* _Exercise goal_: Give the records below again, word for word. No pictures belong in the copy.

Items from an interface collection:
────────────────────────────────────────
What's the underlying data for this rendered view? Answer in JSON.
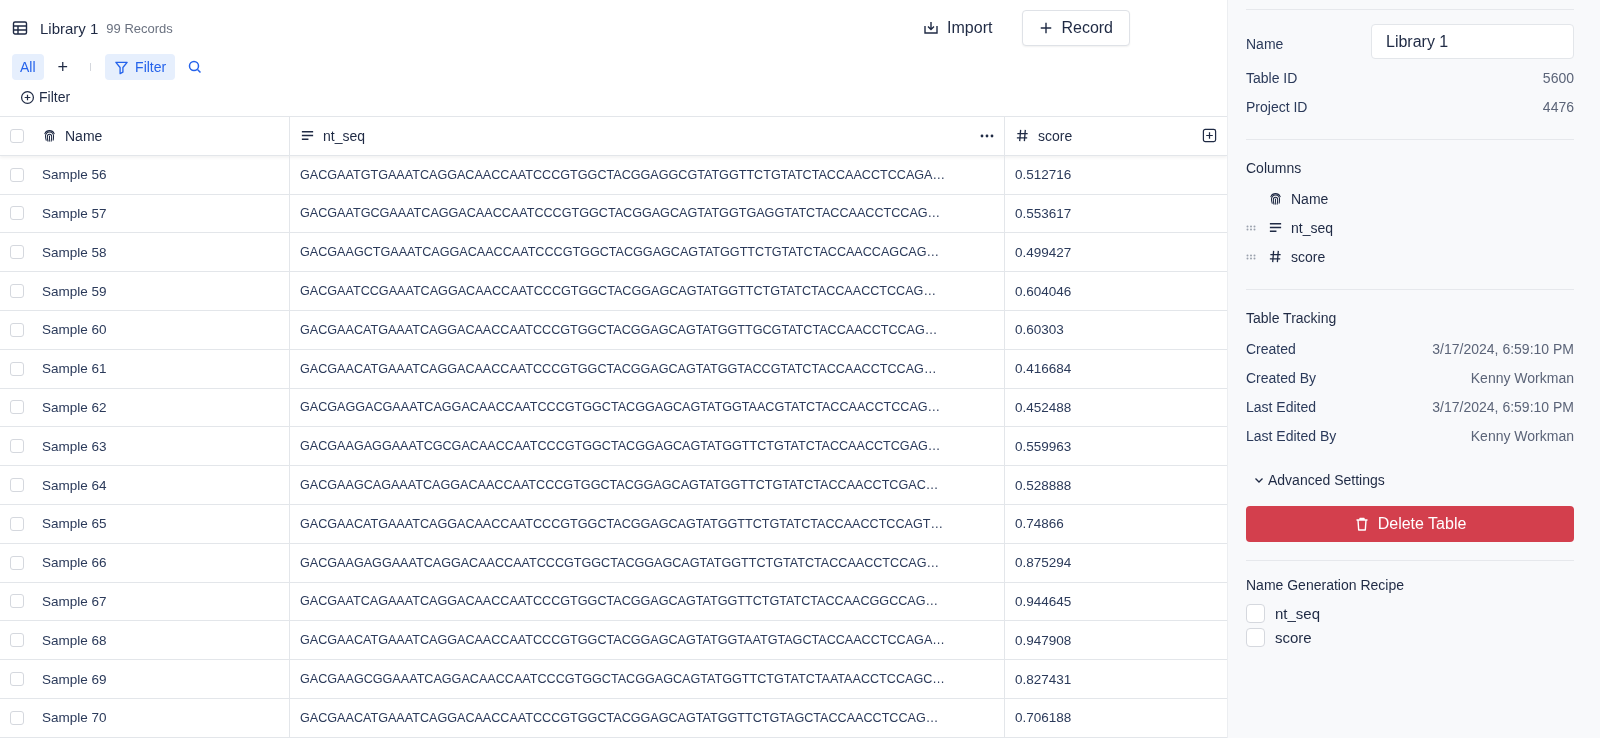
{
  "table_header": {
    "title": "Library 1",
    "count": "99 Records",
    "import_label": "Import",
    "record_label": "Record"
  },
  "views": [
    {
      "label": "All",
      "selected": true
    }
  ],
  "toolbar": {
    "add_view": "+",
    "filter_label": "Filter",
    "add_filter_label": "Filter"
  },
  "table": {
    "select_all": {
      "checked": false
    },
    "columns": [
      {
        "label": "Name",
        "kind": "name"
      },
      {
        "label": "nt_seq",
        "kind": "text"
      },
      {
        "label": "score",
        "kind": "number"
      }
    ],
    "rows": [
      {
        "name": "Sample 56",
        "nt_seq": "GACGAATGTGAAATCAGGACAACCAATCCCGTGGCTACGGAGGCGTATGGTTCTGTATCTACCAACCTCCAGA…",
        "score": "0.512716",
        "checked": false
      },
      {
        "name": "Sample 57",
        "nt_seq": "GACGAATGCGAAATCAGGACAACCAATCCCGTGGCTACGGAGCAGTATGGTGAGGTATCTACCAACCTCCAG…",
        "score": "0.553617",
        "checked": false
      },
      {
        "name": "Sample 58",
        "nt_seq": "GACGAAGCTGAAATCAGGACAACCAATCCCGTGGCTACGGAGCAGTATGGTTCTGTATCTACCAACCAGCAG…",
        "score": "0.499427",
        "checked": false
      },
      {
        "name": "Sample 59",
        "nt_seq": "GACGAATCCGAAATCAGGACAACCAATCCCGTGGCTACGGAGCAGTATGGTTCTGTATCTACCAACCTCCAG…",
        "score": "0.604046",
        "checked": false
      },
      {
        "name": "Sample 60",
        "nt_seq": "GACGAACATGAAATCAGGACAACCAATCCCGTGGCTACGGAGCAGTATGGTTGCGTATCTACCAACCTCCAG…",
        "score": "0.60303",
        "checked": false
      },
      {
        "name": "Sample 61",
        "nt_seq": "GACGAACATGAAATCAGGACAACCAATCCCGTGGCTACGGAGCAGTATGGTACCGTATCTACCAACCTCCAG…",
        "score": "0.416684",
        "checked": false
      },
      {
        "name": "Sample 62",
        "nt_seq": "GACGAGGACGAAATCAGGACAACCAATCCCGTGGCTACGGAGCAGTATGGTAACGTATCTACCAACCTCCAG…",
        "score": "0.452488",
        "checked": false
      },
      {
        "name": "Sample 63",
        "nt_seq": "GACGAAGAGGAAATCGCGACAACCAATCCCGTGGCTACGGAGCAGTATGGTTCTGTATCTACCAACCTCGAG…",
        "score": "0.559963",
        "checked": false
      },
      {
        "name": "Sample 64",
        "nt_seq": "GACGAAGCAGAAATCAGGACAACCAATCCCGTGGCTACGGAGCAGTATGGTTCTGTATCTACCAACCTCGAC…",
        "score": "0.528888",
        "checked": false
      },
      {
        "name": "Sample 65",
        "nt_seq": "GACGAACATGAAATCAGGACAACCAATCCCGTGGCTACGGAGCAGTATGGTTCTGTATCTACCAACCTCCAGT…",
        "score": "0.74866",
        "checked": false
      },
      {
        "name": "Sample 66",
        "nt_seq": "GACGAAGAGGAAATCAGGACAACCAATCCCGTGGCTACGGAGCAGTATGGTTCTGTATCTACCAACCTCCAG…",
        "score": "0.875294",
        "checked": false
      },
      {
        "name": "Sample 67",
        "nt_seq": "GACGAATCAGAAATCAGGACAACCAATCCCGTGGCTACGGAGCAGTATGGTTCTGTATCTACCAACGGCCAG…",
        "score": "0.944645",
        "checked": false
      },
      {
        "name": "Sample 68",
        "nt_seq": "GACGAACATGAAATCAGGACAACCAATCCCGTGGCTACGGAGCAGTATGGTAATGTAGCTACCAACCTCCAGA…",
        "score": "0.947908",
        "checked": false
      },
      {
        "name": "Sample 69",
        "nt_seq": "GACGAAGCGGAAATCAGGACAACCAATCCCGTGGCTACGGAGCAGTATGGTTCTGTATCTAATAACCTCCAGC…",
        "score": "0.827431",
        "checked": false
      },
      {
        "name": "Sample 70",
        "nt_seq": "GACGAACATGAAATCAGGACAACCAATCCCGTGGCTACGGAGCAGTATGGTTCTGTAGCTACCAACCTCCAG…",
        "score": "0.706188",
        "checked": false
      }
    ]
  },
  "sidebar": {
    "name_label": "Name",
    "name_value": "Library 1",
    "ids": [
      {
        "label": "Table ID",
        "value": "5600"
      },
      {
        "label": "Project ID",
        "value": "4476"
      }
    ],
    "columns_title": "Columns",
    "columns": [
      {
        "label": "Name",
        "kind": "name"
      },
      {
        "label": "nt_seq",
        "kind": "text"
      },
      {
        "label": "score",
        "kind": "number"
      }
    ],
    "tracking_title": "Table Tracking",
    "tracking": [
      {
        "label": "Created",
        "value": "3/17/2024, 6:59:10 PM"
      },
      {
        "label": "Created By",
        "value": "Kenny Workman"
      },
      {
        "label": "Last Edited",
        "value": "3/17/2024, 6:59:10 PM"
      },
      {
        "label": "Last Edited By",
        "value": "Kenny Workman"
      }
    ],
    "advanced": {
      "label": "Advanced Settings",
      "expanded": false
    },
    "delete_label": "Delete Table",
    "recipe_title": "Name Generation Recipe",
    "recipe": [
      {
        "label": "nt_seq",
        "checked": false
      },
      {
        "label": "score",
        "checked": false
      }
    ]
  }
}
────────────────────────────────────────
* _Result below_:
What's the underlying data for this rendered view? Answer in JSON.
{
  "table_header": {
    "title": "Library 1",
    "count": "99 Records",
    "import_label": "Import",
    "record_label": "Record"
  },
  "views": [
    {
      "label": "All",
      "selected": true
    }
  ],
  "toolbar": {
    "add_view": "+",
    "filter_label": "Filter",
    "add_filter_label": "Filter"
  },
  "table": {
    "select_all": {
      "checked": false
    },
    "columns": [
      {
        "label": "Name",
        "kind": "name"
      },
      {
        "label": "nt_seq",
        "kind": "text"
      },
      {
        "label": "score",
        "kind": "number"
      }
    ],
    "rows": [
      {
        "name": "Sample 56",
        "nt_seq": "GACGAATGTGAAATCAGGACAACCAATCCCGTGGCTACGGAGGCGTATGGTTCTGTATCTACCAACCTCCAGA…",
        "score": "0.512716",
        "checked": false
      },
      {
        "name": "Sample 57",
        "nt_seq": "GACGAATGCGAAATCAGGACAACCAATCCCGTGGCTACGGAGCAGTATGGTGAGGTATCTACCAACCTCCAG…",
        "score": "0.553617",
        "checked": false
      },
      {
        "name": "Sample 58",
        "nt_seq": "GACGAAGCTGAAATCAGGACAACCAATCCCGTGGCTACGGAGCAGTATGGTTCTGTATCTACCAACCAGCAG…",
        "score": "0.499427",
        "checked": false
      },
      {
        "name": "Sample 59",
        "nt_seq": "GACGAATCCGAAATCAGGACAACCAATCCCGTGGCTACGGAGCAGTATGGTTCTGTATCTACCAACCTCCAG…",
        "score": "0.604046",
        "checked": false
      },
      {
        "name": "Sample 60",
        "nt_seq": "GACGAACATGAAATCAGGACAACCAATCCCGTGGCTACGGAGCAGTATGGTTGCGTATCTACCAACCTCCAG…",
        "score": "0.60303",
        "checked": false
      },
      {
        "name": "Sample 61",
        "nt_seq": "GACGAACATGAAATCAGGACAACCAATCCCGTGGCTACGGAGCAGTATGGTACCGTATCTACCAACCTCCAG…",
        "score": "0.416684",
        "checked": false
      },
      {
        "name": "Sample 62",
        "nt_seq": "GACGAGGACGAAATCAGGACAACCAATCCCGTGGCTACGGAGCAGTATGGTAACGTATCTACCAACCTCCAG…",
        "score": "0.452488",
        "checked": false
      },
      {
        "name": "Sample 63",
        "nt_seq": "GACGAAGAGGAAATCGCGACAACCAATCCCGTGGCTACGGAGCAGTATGGTTCTGTATCTACCAACCTCGAG…",
        "score": "0.559963",
        "checked": false
      },
      {
        "name": "Sample 64",
        "nt_seq": "GACGAAGCAGAAATCAGGACAACCAATCCCGTGGCTACGGAGCAGTATGGTTCTGTATCTACCAACCTCGAC…",
        "score": "0.528888",
        "checked": false
      },
      {
        "name": "Sample 65",
        "nt_seq": "GACGAACATGAAATCAGGACAACCAATCCCGTGGCTACGGAGCAGTATGGTTCTGTATCTACCAACCTCCAGT…",
        "score": "0.74866",
        "checked": false
      },
      {
        "name": "Sample 66",
        "nt_seq": "GACGAAGAGGAAATCAGGACAACCAATCCCGTGGCTACGGAGCAGTATGGTTCTGTATCTACCAACCTCCAG…",
        "score": "0.875294",
        "checked": false
      },
      {
        "name": "Sample 67",
        "nt_seq": "GACGAATCAGAAATCAGGACAACCAATCCCGTGGCTACGGAGCAGTATGGTTCTGTATCTACCAACGGCCAG…",
        "score": "0.944645",
        "checked": false
      },
      {
        "name": "Sample 68",
        "nt_seq": "GACGAACATGAAATCAGGACAACCAATCCCGTGGCTACGGAGCAGTATGGTAATGTAGCTACCAACCTCCAGA…",
        "score": "0.947908",
        "checked": false
      },
      {
        "name": "Sample 69",
        "nt_seq": "GACGAAGCGGAAATCAGGACAACCAATCCCGTGGCTACGGAGCAGTATGGTTCTGTATCTAATAACCTCCAGC…",
        "score": "0.827431",
        "checked": false
      },
      {
        "name": "Sample 70",
        "nt_seq": "GACGAACATGAAATCAGGACAACCAATCCCGTGGCTACGGAGCAGTATGGTTCTGTAGCTACCAACCTCCAG…",
        "score": "0.706188",
        "checked": false
      }
    ]
  },
  "sidebar": {
    "name_label": "Name",
    "name_value": "Library 1",
    "ids": [
      {
        "label": "Table ID",
        "value": "5600"
      },
      {
        "label": "Project ID",
        "value": "4476"
      }
    ],
    "columns_title": "Columns",
    "columns": [
      {
        "label": "Name",
        "kind": "name"
      },
      {
        "label": "nt_seq",
        "kind": "text"
      },
      {
        "label": "score",
        "kind": "number"
      }
    ],
    "tracking_title": "Table Tracking",
    "tracking": [
      {
        "label": "Created",
        "value": "3/17/2024, 6:59:10 PM"
      },
      {
        "label": "Created By",
        "value": "Kenny Workman"
      },
      {
        "label": "Last Edited",
        "value": "3/17/2024, 6:59:10 PM"
      },
      {
        "label": "Last Edited By",
        "value": "Kenny Workman"
      }
    ],
    "advanced": {
      "label": "Advanced Settings",
      "expanded": false
    },
    "delete_label": "Delete Table",
    "recipe_title": "Name Generation Recipe",
    "recipe": [
      {
        "label": "nt_seq",
        "checked": false
      },
      {
        "label": "score",
        "checked": false
      }
    ]
  }
}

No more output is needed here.